How Ivanhoe’s giant new Congo mine stacks up against copper mining’s top tier

Ramp up and away. Image: Ivanhoe Mines.

When Ivanhoe Mines’ Kamoa-Kakula project in the Democratic Republic of Congo went into production a month ago it was the biggest new mine to do so since Escondida in Chile in November 1990. 

Escondida hit its stride eight years later, producing 867,000 tonnes on its way to a peak of more than 1.4m tonnes a decade later. With more than 50 years left, the BHP-Rio Tinto owned operation may remain unsurpassed over its life in terms of sheer size. 

A new report by BMO Capital Markets analyst Andrew Mikitchook outlines a similarly rapid growth path for Kamoa-Kakula, with the DRC mine entering peak production of 841,000 tonnes by 2028. 

Kamoa-Kakula may never hit seven figures in annual output (although exploration on Ivanhoe’s adjacent Western Foreland licences which the Vancouver-based company owns 90%–100% of may transform the complex’s prospects once again) but size is not necessarily its standout feature. 

Grade is. 

According to a 2019 PEA, Kamoa-Kakula is being developed in 5 phases of 3.8m tonnes (phase 2 has been brought forward to Q3 2022) for total ore processing capacity of 19m tonnes per year. 

The first table based on BMO’s ramp-up projections compares Kamoa-Kakula with the 10 largest copper mines in the world based on 2020 production volume. At the bumper grades during ramp-up, Kamao-Kakula’s ore is many factors more valuable than its peers.  

Next year the mine will enter the top 10, and by 2026 when it enters steady state production it will vie with Freeport’s Grasberg, itself in aggressive ramp up, as the number two mine in the world. 

That year – all things being equal and of course they won’t be – every tonne milled would be worth eight times Escondida’s, 20 times Morenci’s and even against Grasberg’s underground expansion, it’s a factor of five (solely on a Cu basis – Grasberg’s gold and silver credits put it in a different camp altogether). 
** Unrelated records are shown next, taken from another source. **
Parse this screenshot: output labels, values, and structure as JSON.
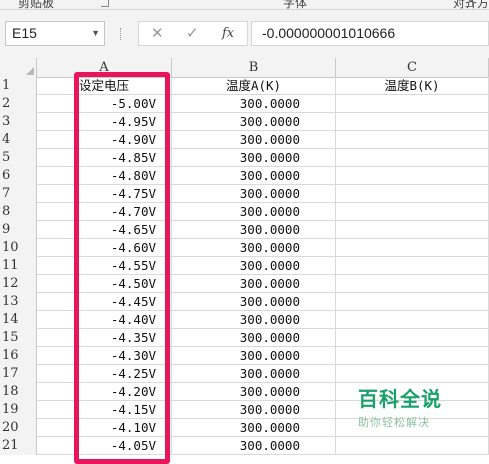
{
  "ribbon": {
    "groups": [
      "剪贴板",
      "字体",
      "对齐方"
    ]
  },
  "formula_bar": {
    "name_box": "E15",
    "cancel_icon": "close-icon",
    "enter_icon": "check-icon",
    "fx_label": "fx",
    "formula_value": "-0.000000001010666"
  },
  "columns": [
    {
      "letter": "A"
    },
    {
      "letter": "B"
    },
    {
      "letter": "C"
    }
  ],
  "rows": [
    {
      "num": "1",
      "a": "设定电压",
      "b": "温度A(K)",
      "c": "温度B(K)"
    },
    {
      "num": "2",
      "a": "-5.00V",
      "b": "300.0000",
      "c": ""
    },
    {
      "num": "3",
      "a": "-4.95V",
      "b": "300.0000",
      "c": ""
    },
    {
      "num": "4",
      "a": "-4.90V",
      "b": "300.0000",
      "c": ""
    },
    {
      "num": "5",
      "a": "-4.85V",
      "b": "300.0000",
      "c": ""
    },
    {
      "num": "6",
      "a": "-4.80V",
      "b": "300.0000",
      "c": ""
    },
    {
      "num": "7",
      "a": "-4.75V",
      "b": "300.0000",
      "c": ""
    },
    {
      "num": "8",
      "a": "-4.70V",
      "b": "300.0000",
      "c": ""
    },
    {
      "num": "9",
      "a": "-4.65V",
      "b": "300.0000",
      "c": ""
    },
    {
      "num": "10",
      "a": "-4.60V",
      "b": "300.0000",
      "c": ""
    },
    {
      "num": "11",
      "a": "-4.55V",
      "b": "300.0000",
      "c": ""
    },
    {
      "num": "12",
      "a": "-4.50V",
      "b": "300.0000",
      "c": ""
    },
    {
      "num": "13",
      "a": "-4.45V",
      "b": "300.0000",
      "c": ""
    },
    {
      "num": "14",
      "a": "-4.40V",
      "b": "300.0000",
      "c": ""
    },
    {
      "num": "15",
      "a": "-4.35V",
      "b": "300.0000",
      "c": ""
    },
    {
      "num": "16",
      "a": "-4.30V",
      "b": "300.0000",
      "c": ""
    },
    {
      "num": "17",
      "a": "-4.25V",
      "b": "300.0000",
      "c": ""
    },
    {
      "num": "18",
      "a": "-4.20V",
      "b": "300.0000",
      "c": ""
    },
    {
      "num": "19",
      "a": "-4.15V",
      "b": "300.0000",
      "c": ""
    },
    {
      "num": "20",
      "a": "-4.10V",
      "b": "300.0000",
      "c": ""
    },
    {
      "num": "21",
      "a": "-4.05V",
      "b": "300.0000",
      "c": ""
    }
  ],
  "highlight": {
    "color": "#e8155b"
  },
  "watermark": {
    "title": "百科全说",
    "subtitle": "助你轻松解决"
  }
}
Grade at Kamoa-Kakula declines steadily over the five phases as per the PEA, averaging between 4%-3% during the second half of its 47-year mine life, but even then Kamao-Kakula would be by far the richest copper mine almost of any size on the planet. 

Table 2 shows BMO’s projected performance metrics for the mine and Ivanhoe’s financial performance, showing how Kamoa-Kakula’s ore quality feeds into low all-in sustaining costs (comparable with the 2020 PEA) and torrents of free cash – topping a billion just four years after first concentrate.

The performance stats show Kamao-Kakula production at 100% (for consistency with company disclosure) and adjusted for the actual startup on 25 May. The financial metrics include Ivanhoe’s revival of the Kipushi zinc-copper mine from 2024 and the Platreef project (PGM-Ni-Cu-Au at 4mtpa) in South Africa from 2026.  

Even at 39.6% ownership (matching that of Zijin Mining with Kinshasa holding a  fifth) BMO points out that Ivanhoe’s stake is still substantial at just below 300,000 tonnes for most of the mine life. And the potential cash flow streams attributable to Ivanhoe is an indication of its ability to self-finance through phase 5 as well as Kipushi and Platreef, says Mikitchook.  

BMO has an outperform rating on Ivanhoe Mines (TSE:IVN) and upped its price target to $15.00 in this report. Ivanhoe was last trading at $8.54 a share in Toronto with a market value of C$10.3 billion ($8.4 billion).  Copper was last trading at $4.32 a pound or $9,525 per tonne.